Opposing Amazon we have the traditional cultural values, according to which a book has, besides a market value, an emotional-aesthetic value, given by days and nights of struggle and turmoil of the writer-creator who gave it birth. As with food, clothes and fragrances, Old World folks associate books with pleasure, sensuality, and emotional and intellectual knowledge. There is a reason for which the Bouquinistes can (still) be found along the Seine and not along the Potomac. French authors and readers talk about the pleasure of holding a real book in their hands, of smelling it and touching it, cuddled in a big chair, under the lamp's light, on a cold rainy evening. For many people around the globe books are alive, they are collected, cherished and contemplated periodically with love. They are milestones that punctuate one's emotional and social life.
More than 30 years ago, in his seminal book Simulacra and Simulations, French philosopher Jean Baudrillard predicted that we are vigorously marching toward a utilitarian world, where there will be no books, but only the signs of books, which carry no real objects behind them. Baudrillard calls that a simulacrum of the 3rd Order, where something pretends to be a faithful copy, but a copy that has no original. This idea is perfectly illustrated by the picture that I chose for the beginning of this article: a living room table made out of something that looks like books, but which are in fact empty boxes.
Was Baudrillard right? Are we moving toward a utilitarian (Amazonian?) society? For a while now the New World has praised itself for invention of the short versions of mostly any book. Why "waste time" and energy trying to understand intricate and carefully crafted sentences, plots and phrases? Why read 300-400 pages when you can get the point in a concise version of only 50 pages or less? The book-products coming from these knowledge-condensing companies are treated and sold like any other commodity: they are "valuable" because they come with the famous 100 percent money-back full refund guaranteed, and they seem to be enjoyed by 30 percent of the Fortune 500 -- just in case you had any doubt about the Fortune 500 guys. Well, the next logical step, predicted by Baudrillard, could be that only a discreet sign of a book will be enough to satisfy our thirst of knowledge. Maybe just the cover with the title and the author. And in between those covers, nothing.
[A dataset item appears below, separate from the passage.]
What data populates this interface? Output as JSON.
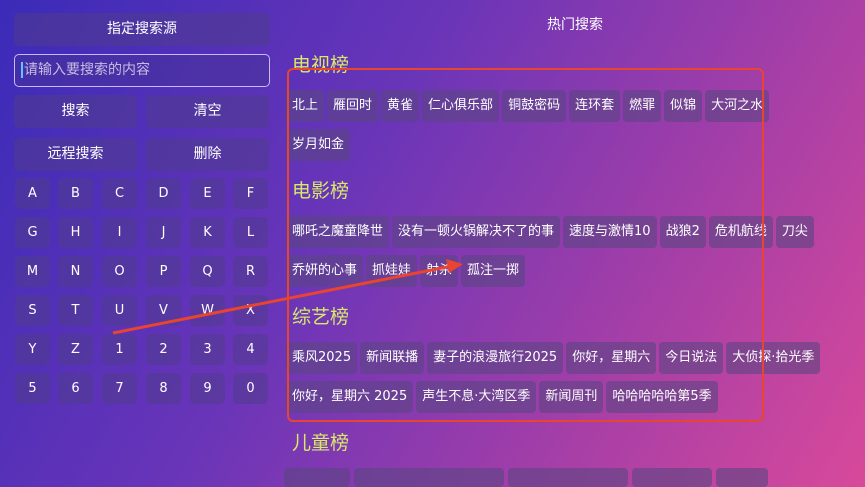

There is no wonder that Amazon is at war with Hachette and other European cultures. Of course, Amazon has a much bigger power of negotiation and it has been using it to force anybody into accepting its condition. This attitude surprises me very much, since I believe that Founder and CEO Jeff Bezos is a smart, culturally and emotionally intelligent man.
Obviously, Bezos' qualities cannot be found in each and every Amazon employees. But those in key managerial positions, in both French and American companies, might benefit from intercultural management and cultural intelligence training, specifically when working abroad or recruiting locals for managerial positions.
Here are some of the writers who have protested Amazon's tactics: Philip Roth, Orhan Pamuk, Salman Rushdie, V. S. Naipaul and Milan Kundera. For more information you can read David Streitfeld's articles in the New York Times.